# Work order
Could you give back every entry below exactly, with the pictures dropped?

# Material to process
......
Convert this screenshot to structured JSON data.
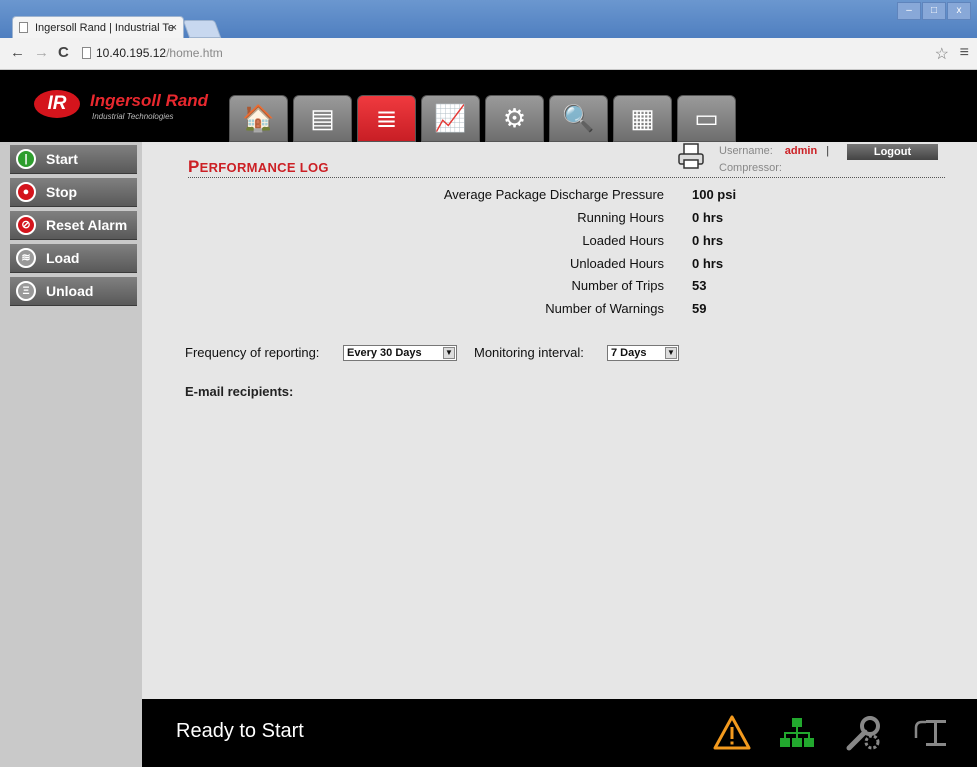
{
  "browser": {
    "tab_title": "Ingersoll Rand | Industrial Te",
    "tab_close": "×",
    "url_host": "10.40.195.12",
    "url_path": "/home.htm",
    "window_buttons": [
      "–",
      "□",
      "x"
    ]
  },
  "logo": {
    "mark": "IR",
    "brand": "Ingersoll Rand",
    "subtitle": "Industrial Technologies"
  },
  "nav_tabs": [
    {
      "icon": "home-icon",
      "glyph": "🏠"
    },
    {
      "icon": "report-icon",
      "glyph": "▤"
    },
    {
      "icon": "performance-log-icon",
      "glyph": "≣",
      "active": true
    },
    {
      "icon": "chart-icon",
      "glyph": "📈"
    },
    {
      "icon": "settings-list-icon",
      "glyph": "⚙"
    },
    {
      "icon": "inspect-icon",
      "glyph": "🔍"
    },
    {
      "icon": "network-card-icon",
      "glyph": "▦"
    },
    {
      "icon": "contact-card-icon",
      "glyph": "▭"
    }
  ],
  "sidebar": {
    "buttons": [
      {
        "label": "Start",
        "icon": "power-icon",
        "color": "#2e9e2e"
      },
      {
        "label": "Stop",
        "icon": "stop-icon",
        "color": "#d4141c"
      },
      {
        "label": "Reset Alarm",
        "icon": "reset-icon",
        "color": "#d4141c"
      },
      {
        "label": "Load",
        "icon": "load-icon",
        "color": "#999999"
      },
      {
        "label": "Unload",
        "icon": "unload-icon",
        "color": "#999999"
      }
    ]
  },
  "page": {
    "title_first": "P",
    "title_rest": "ERFORMANCE LOG",
    "username_label": "Username:",
    "username": "admin",
    "separator": "|",
    "compressor_label": "Compressor:",
    "logout_label": "Logout"
  },
  "stats": [
    {
      "label": "Average Package Discharge Pressure",
      "value": "100 psi"
    },
    {
      "label": "Running Hours",
      "value": "0 hrs"
    },
    {
      "label": "Loaded Hours",
      "value": "0 hrs"
    },
    {
      "label": "Unloaded Hours",
      "value": "0 hrs"
    },
    {
      "label": "Number of Trips",
      "value": "53"
    },
    {
      "label": "Number of Warnings",
      "value": "59"
    }
  ],
  "controls": {
    "frequency_label": "Frequency of reporting:",
    "frequency_value": "Every 30 Days",
    "interval_label": "Monitoring interval:",
    "interval_value": "7 Days",
    "email_label": "E-mail recipients:"
  },
  "status": {
    "text": "Ready to Start",
    "icons": [
      "warning-icon",
      "network-icon",
      "service-icon",
      "unload-status-icon"
    ],
    "colors": {
      "warning": "#f39a1e",
      "network": "#22a82e",
      "inactive": "#888888"
    }
  }
}
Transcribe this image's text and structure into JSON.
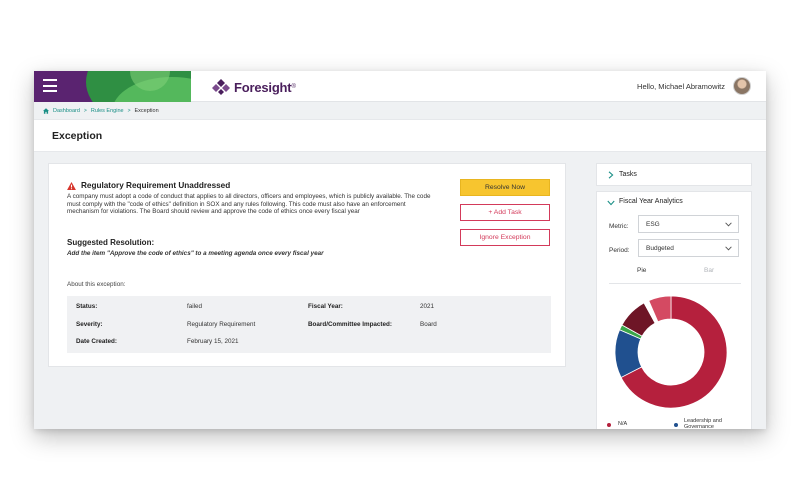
{
  "header": {
    "brand": "Foresight",
    "brand_mark": "®",
    "greeting": "Hello, Michael Abramowitz"
  },
  "breadcrumb": {
    "items": [
      "Dashboard",
      "Rules Engine",
      "Exception"
    ],
    "separator": ">"
  },
  "page": {
    "title": "Exception"
  },
  "exception": {
    "title": "Regulatory Requirement Unaddressed",
    "description": "A company must adopt a code of conduct that applies to all directors, officers and employees, which is publicly available. The code must comply with the \"code of ethics\" definition in SOX and any rules following. This code must also have an enforcement mechanism for violations. The Board should review and approve the code of ethics once every fiscal year",
    "suggested_title": "Suggested Resolution:",
    "suggested_text": "Add the item \"Approve the code of ethics\" to a meeting agenda once every fiscal year",
    "about_label": "About this exception:"
  },
  "actions": {
    "resolve": "Resolve Now",
    "add_task": "+ Add Task",
    "ignore": "Ignore Exception"
  },
  "details": {
    "status_label": "Status:",
    "status_value": "failed",
    "severity_label": "Severity:",
    "severity_value": "Regulatory Requirement",
    "date_label": "Date Created:",
    "date_value": "February 15, 2021",
    "fiscal_label": "Fiscal Year:",
    "fiscal_value": "2021",
    "board_label": "Board/Committee Impacted:",
    "board_value": "Board"
  },
  "side": {
    "tasks_label": "Tasks",
    "analytics_label": "Fiscal Year Analytics",
    "metric_label": "Metric:",
    "metric_value": "ESG",
    "period_label": "Period:",
    "period_value": "Budgeted",
    "tab_pie": "Pie",
    "tab_bar": "Bar",
    "legend": [
      {
        "label": "N/A",
        "color": "#b5203d"
      },
      {
        "label": "Leadership and Governance",
        "color": "#20508f"
      }
    ]
  },
  "chart_data": {
    "type": "pie",
    "donut": true,
    "slices": [
      {
        "value": 67.5,
        "color": "#b5203d"
      },
      {
        "value": 14.0,
        "color": "#20508f"
      },
      {
        "value": 1.5,
        "color": "#3aa64a"
      },
      {
        "value": 9.0,
        "color": "#6e1526"
      },
      {
        "value": 1.5,
        "color": "#ffffff"
      },
      {
        "value": 6.5,
        "color": "#d44a62"
      }
    ],
    "start_angle_deg": 0,
    "legend_position": "bottom"
  },
  "colors": {
    "accent": "#1a8f86",
    "brand_purple": "#4a1f5c",
    "resolve_yellow": "#f7c52f",
    "danger_pink": "#d33a5a"
  }
}
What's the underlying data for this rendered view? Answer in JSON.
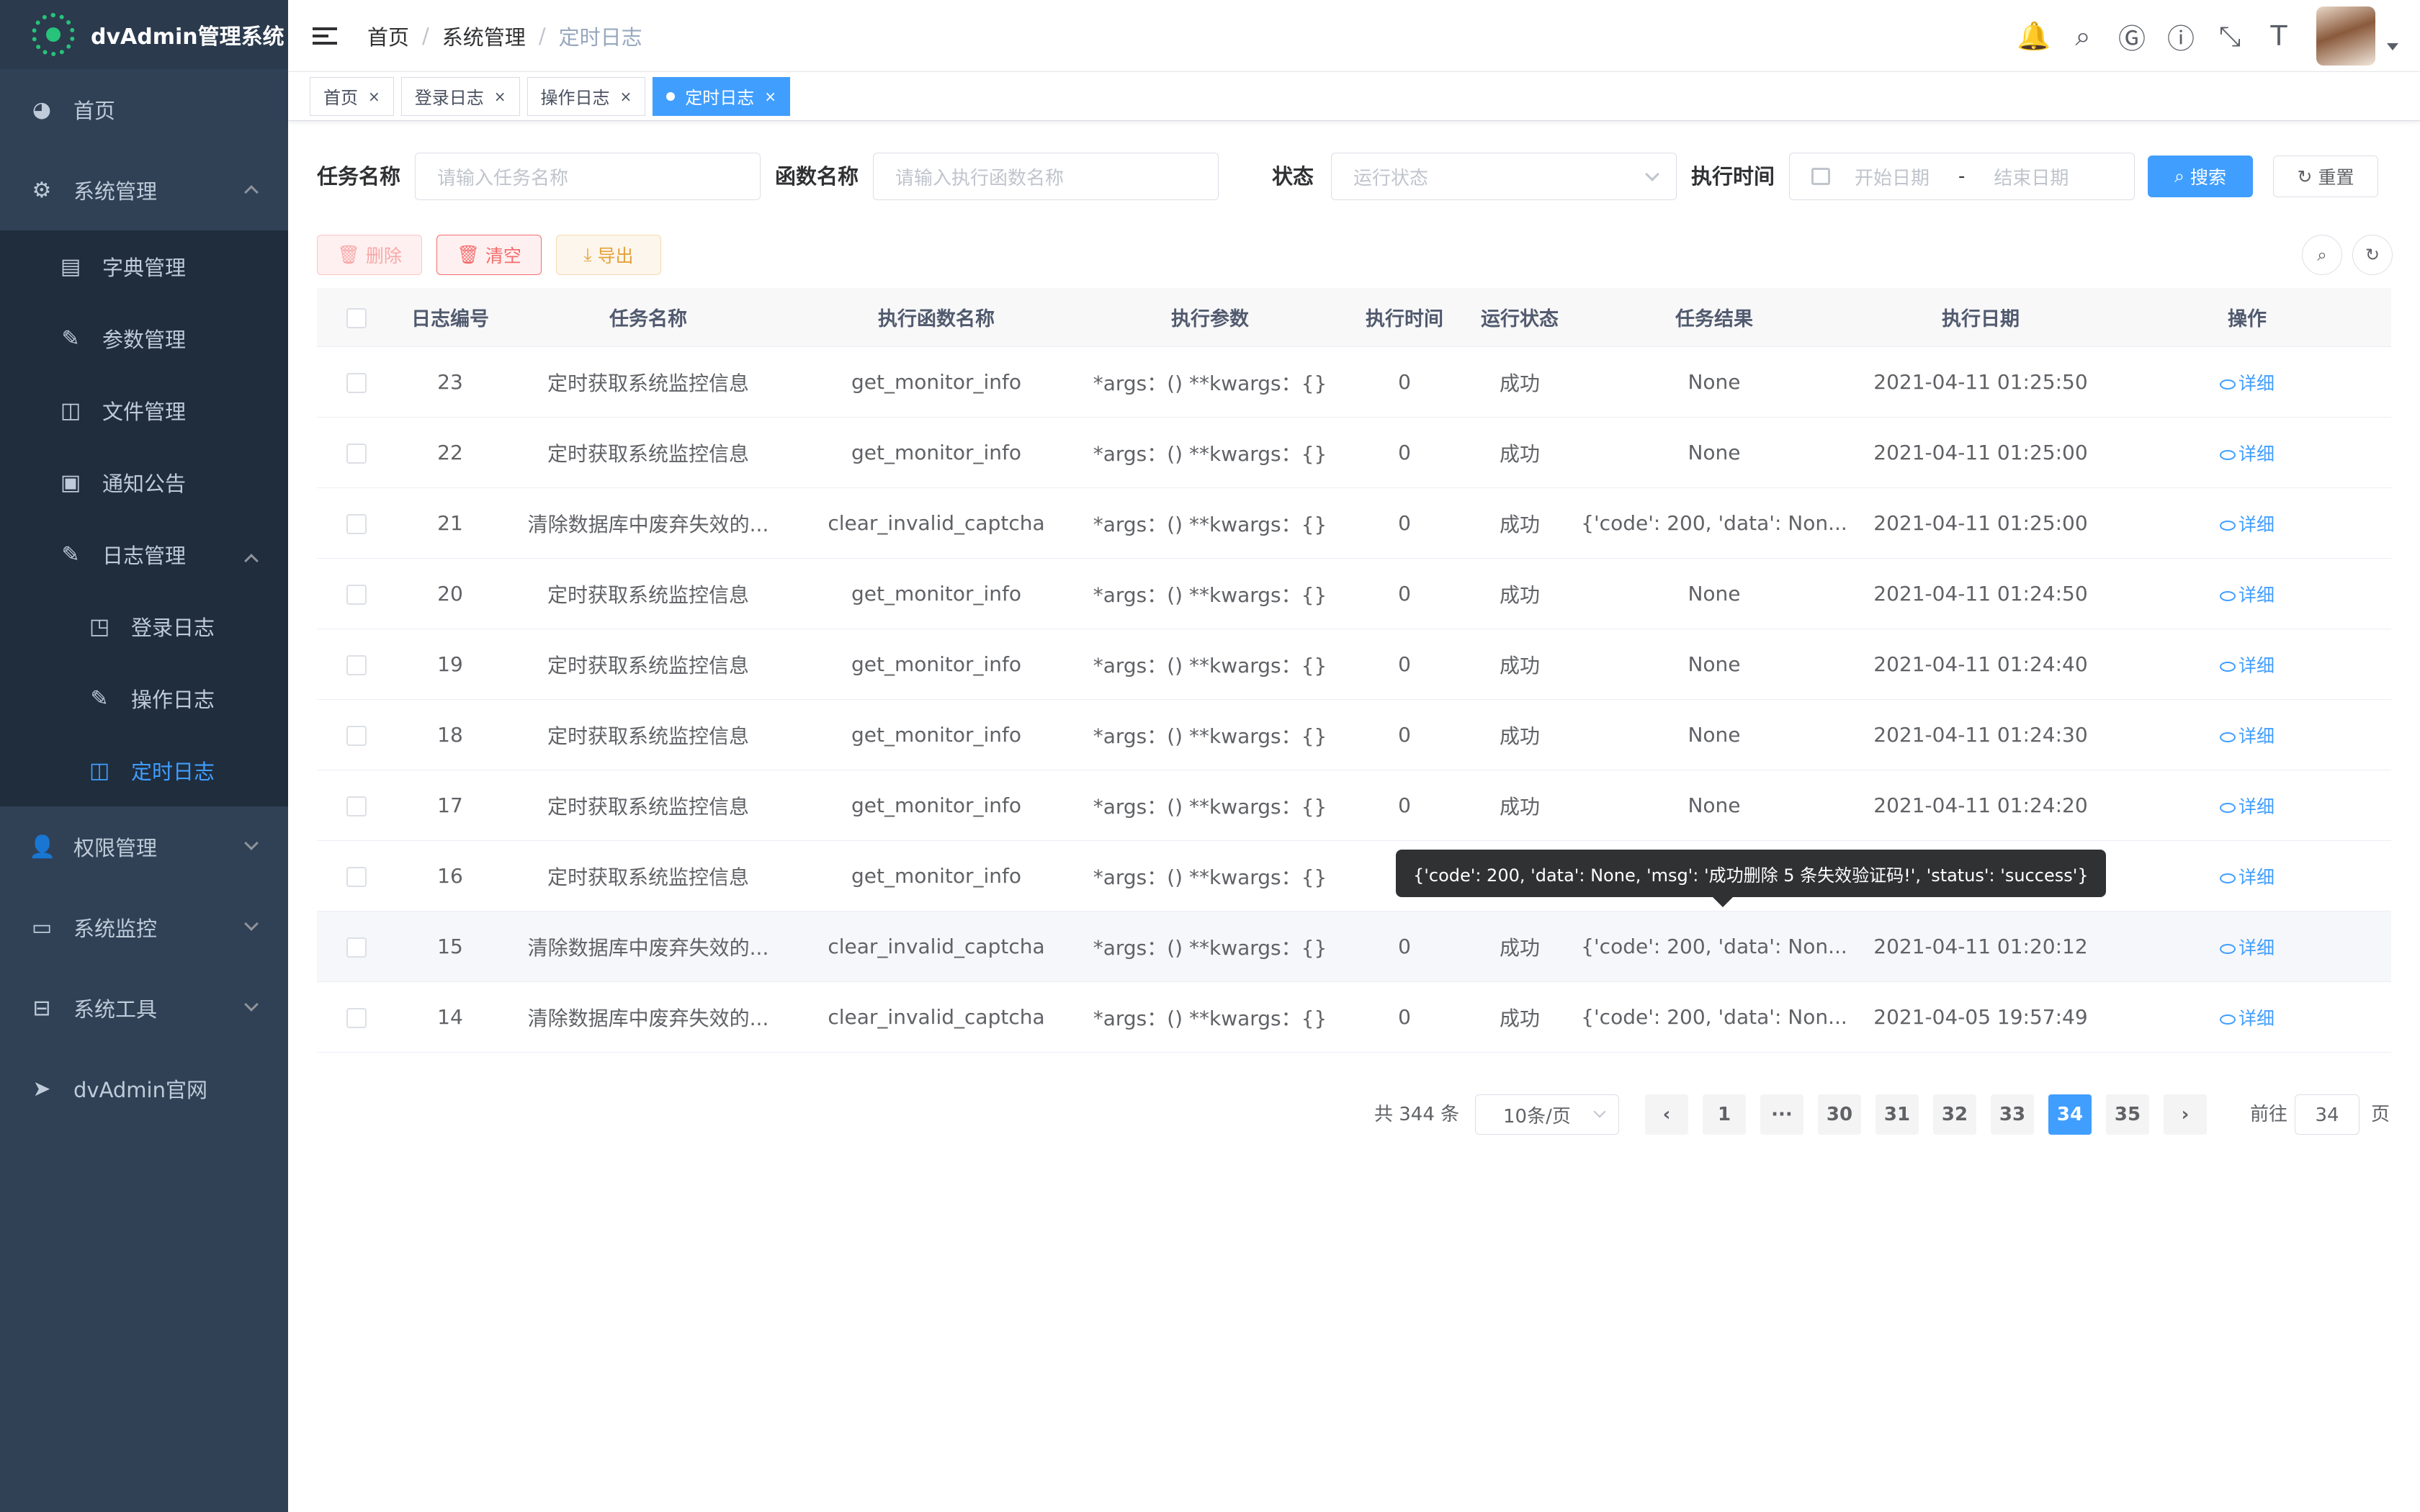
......
# Solution to this exercise
Convert this screenshot to structured JSON data.
{
  "browser": {
    "tab_title": "Ingersoll Rand | Industrial Te",
    "tab_close": "×",
    "url_host": "10.40.195.12",
    "url_path": "/home.htm",
    "window_buttons": [
      "–",
      "□",
      "x"
    ]
  },
  "logo": {
    "mark": "IR",
    "brand": "Ingersoll Rand",
    "subtitle": "Industrial Technologies"
  },
  "nav_tabs": [
    {
      "icon": "home-icon",
      "glyph": "🏠"
    },
    {
      "icon": "report-icon",
      "glyph": "▤"
    },
    {
      "icon": "performance-log-icon",
      "glyph": "≣",
      "active": true
    },
    {
      "icon": "chart-icon",
      "glyph": "📈"
    },
    {
      "icon": "settings-list-icon",
      "glyph": "⚙"
    },
    {
      "icon": "inspect-icon",
      "glyph": "🔍"
    },
    {
      "icon": "network-card-icon",
      "glyph": "▦"
    },
    {
      "icon": "contact-card-icon",
      "glyph": "▭"
    }
  ],
  "sidebar": {
    "buttons": [
      {
        "label": "Start",
        "icon": "power-icon",
        "color": "#2e9e2e"
      },
      {
        "label": "Stop",
        "icon": "stop-icon",
        "color": "#d4141c"
      },
      {
        "label": "Reset Alarm",
        "icon": "reset-icon",
        "color": "#d4141c"
      },
      {
        "label": "Load",
        "icon": "load-icon",
        "color": "#999999"
      },
      {
        "label": "Unload",
        "icon": "unload-icon",
        "color": "#999999"
      }
    ]
  },
  "page": {
    "title_first": "P",
    "title_rest": "ERFORMANCE LOG",
    "username_label": "Username:",
    "username": "admin",
    "separator": "|",
    "compressor_label": "Compressor:",
    "logout_label": "Logout"
  },
  "stats": [
    {
      "label": "Average Package Discharge Pressure",
      "value": "100 psi"
    },
    {
      "label": "Running Hours",
      "value": "0 hrs"
    },
    {
      "label": "Loaded Hours",
      "value": "0 hrs"
    },
    {
      "label": "Unloaded Hours",
      "value": "0 hrs"
    },
    {
      "label": "Number of Trips",
      "value": "53"
    },
    {
      "label": "Number of Warnings",
      "value": "59"
    }
  ],
  "controls": {
    "frequency_label": "Frequency of reporting:",
    "frequency_value": "Every 30 Days",
    "interval_label": "Monitoring interval:",
    "interval_value": "7 Days",
    "email_label": "E-mail recipients:"
  },
  "status": {
    "text": "Ready to Start",
    "icons": [
      "warning-icon",
      "network-icon",
      "service-icon",
      "unload-status-icon"
    ],
    "colors": {
      "warning": "#f39a1e",
      "network": "#22a82e",
      "inactive": "#888888"
    }
  }
}
Transcribe this image's text and structure into JSON.
{
  "header": {
    "brand": "Foresight",
    "brand_mark": "®",
    "greeting": "Hello, Michael Abramowitz"
  },
  "breadcrumb": {
    "items": [
      "Dashboard",
      "Rules Engine",
      "Exception"
    ],
    "separator": ">"
  },
  "page": {
    "title": "Exception"
  },
  "exception": {
    "title": "Regulatory Requirement Unaddressed",
    "description": "A company must adopt a code of conduct that applies to all directors, officers and employees, which is publicly available. The code must comply with the \"code of ethics\" definition in SOX and any rules following. This code must also have an enforcement mechanism for violations. The Board should review and approve the code of ethics once every fiscal year",
    "suggested_title": "Suggested Resolution:",
    "suggested_text": "Add the item \"Approve the code of ethics\" to a meeting agenda once every fiscal year",
    "about_label": "About this exception:"
  },
  "actions": {
    "resolve": "Resolve Now",
    "add_task": "+ Add Task",
    "ignore": "Ignore Exception"
  },
  "details": {
    "status_label": "Status:",
    "status_value": "failed",
    "severity_label": "Severity:",
    "severity_value": "Regulatory Requirement",
    "date_label": "Date Created:",
    "date_value": "February 15, 2021",
    "fiscal_label": "Fiscal Year:",
    "fiscal_value": "2021",
    "board_label": "Board/Committee Impacted:",
    "board_value": "Board"
  },
  "side": {
    "tasks_label": "Tasks",
    "analytics_label": "Fiscal Year Analytics",
    "metric_label": "Metric:",
    "metric_value": "ESG",
    "period_label": "Period:",
    "period_value": "Budgeted",
    "tab_pie": "Pie",
    "tab_bar": "Bar",
    "legend": [
      {
        "label": "N/A",
        "color": "#b5203d"
      },
      {
        "label": "Leadership and Governance",
        "color": "#20508f"
      }
    ]
  },
  "chart_data": {
    "type": "pie",
    "donut": true,
    "slices": [
      {
        "value": 67.5,
        "color": "#b5203d"
      },
      {
        "value": 14.0,
        "color": "#20508f"
      },
      {
        "value": 1.5,
        "color": "#3aa64a"
      },
      {
        "value": 9.0,
        "color": "#6e1526"
      },
      {
        "value": 1.5,
        "color": "#ffffff"
      },
      {
        "value": 6.5,
        "color": "#d44a62"
      }
    ],
    "start_angle_deg": 0,
    "legend_position": "bottom"
  },
  "colors": {
    "accent": "#1a8f86",
    "brand_purple": "#4a1f5c",
    "resolve_yellow": "#f7c52f",
    "danger_pink": "#d33a5a"
  }
}
What's the underlying data for this rendered view? Answer in JSON.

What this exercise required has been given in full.